The Path to the Women's Circle

Rosemary Gladstar, a petite Armenian-American woman in her fifties, a dynamo of positive thought and action, and herbalist extraordinaire, founded Traditionals Tea Company, the California School of Herbal Studies, Sage Mountain Herbal Retreat Center and Botanical Sanctuary, and United Plant Savers, which seeks to protect endangered plant species from overzealous wild-crafting herb harvesters. She compounds her own line of herbal remedies and writes prodigiously on herbs; a list of her publications appears in the revised Living On The Earth. She organizes a number of retreats, classes, conferences, and travel tours each year, maintains a huge number of friendships, always looks great and has a great-looking man somewhere in her comet-tail, and even managed to squeeze in raising a kid. She was in her twenties then. She wasn't pleased with the way the marriage with the boy's father was going, so she saddled up her horse, packed on a few things and her three-year-old son, and took off for the summer into the mountains, feeding both of them on whatever she could pick along the way.

I taught at one of her women's herbal retreats in California, in 1983--a yoga class, and journal writing. When I revised Living On The Earth, Rosemary gallantly came to my aid, reading the herbal section as a technical advisor. I was thrilled to be offered a teaching post at the New England Women's Herbal Conference, which coincided with the New England portion of my book tour.

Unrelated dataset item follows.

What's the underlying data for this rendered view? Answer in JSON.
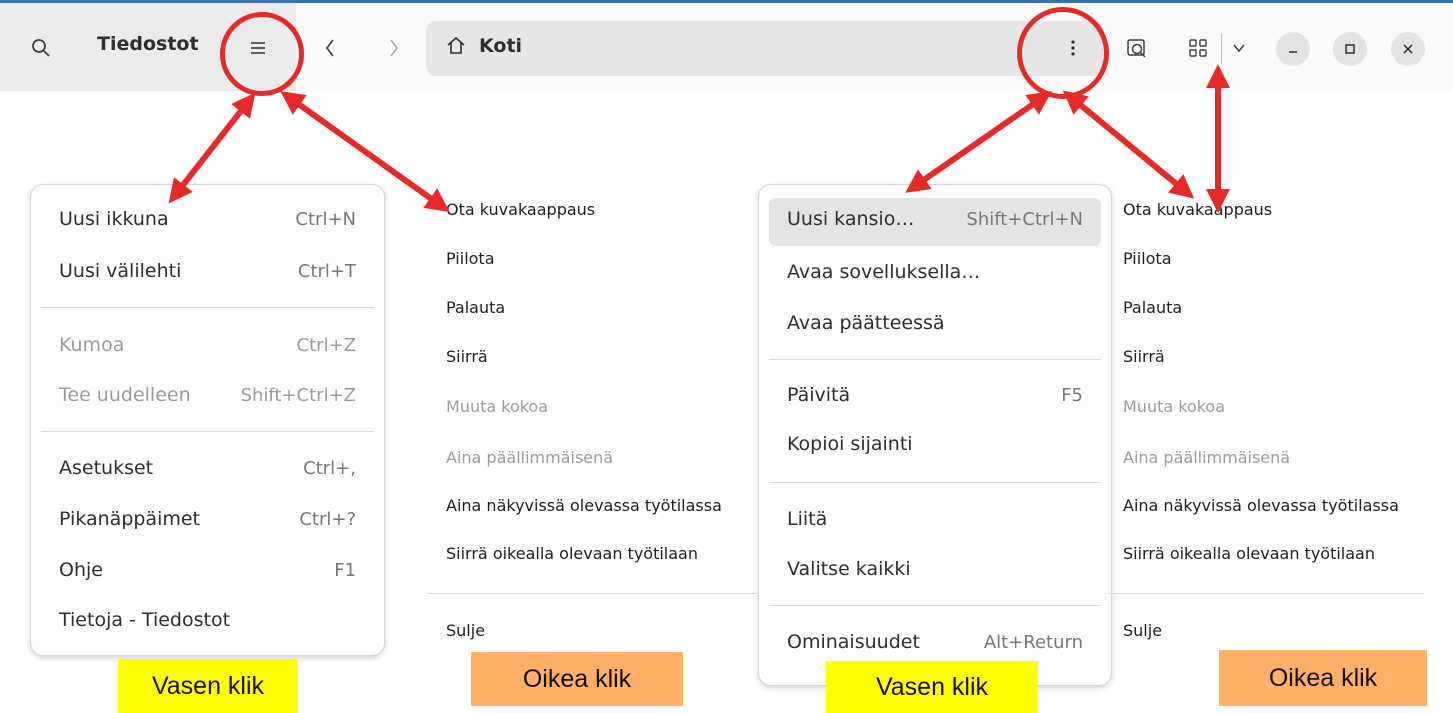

I was looking forward to seeing Rosemary again after seventeen years, and I had been hoping to meet Juliette de Bairacli-Levy ever since Helen Nearing gave me Juliette's book Nature's Children when I met Helen on a TV show in 1971.

Juliette, born of Turkish-Jewish jewel importers in England and educated as a vetrinarian, spent her adult life living primitively among the gypsies, Berbers, and other tribes with knowledge about plants and animals beyond what she learned in an academic setting. She writes charming accounts of her exploits, as well as novels and poetry. She is a life artist--one whose crowning artwork is the collection of choices she made of how and where to spend her days. She still travels widely and lives close to the earth, usually without electricity. I think she is close to ninety years of age.

So, with a great deal of excitement, I made my way from Packer Corners Farm in Guilford, Vermont, to the Boston University Sargent Camp, just north of Peterborough, New Hampshire, where the 13th New England Women's Herbal Conference would unfold.

I head out Weatherhead Hollow Road into Guilford

The town of Brattleboro viewed from the river.

Highway 9 becomes Highway 101 in New Hampshire. A pond on the way to Peterborough.

Peterborough, clearly a town with an active historic commission

Boston University Sargent Camp centers around an well-mowed meadow.

Cabins each contain four bunkbeds, two heated bathrooms, two heated sitting rooms.
Outside, deer, bear, racoon, birds, forest, and a wide lake.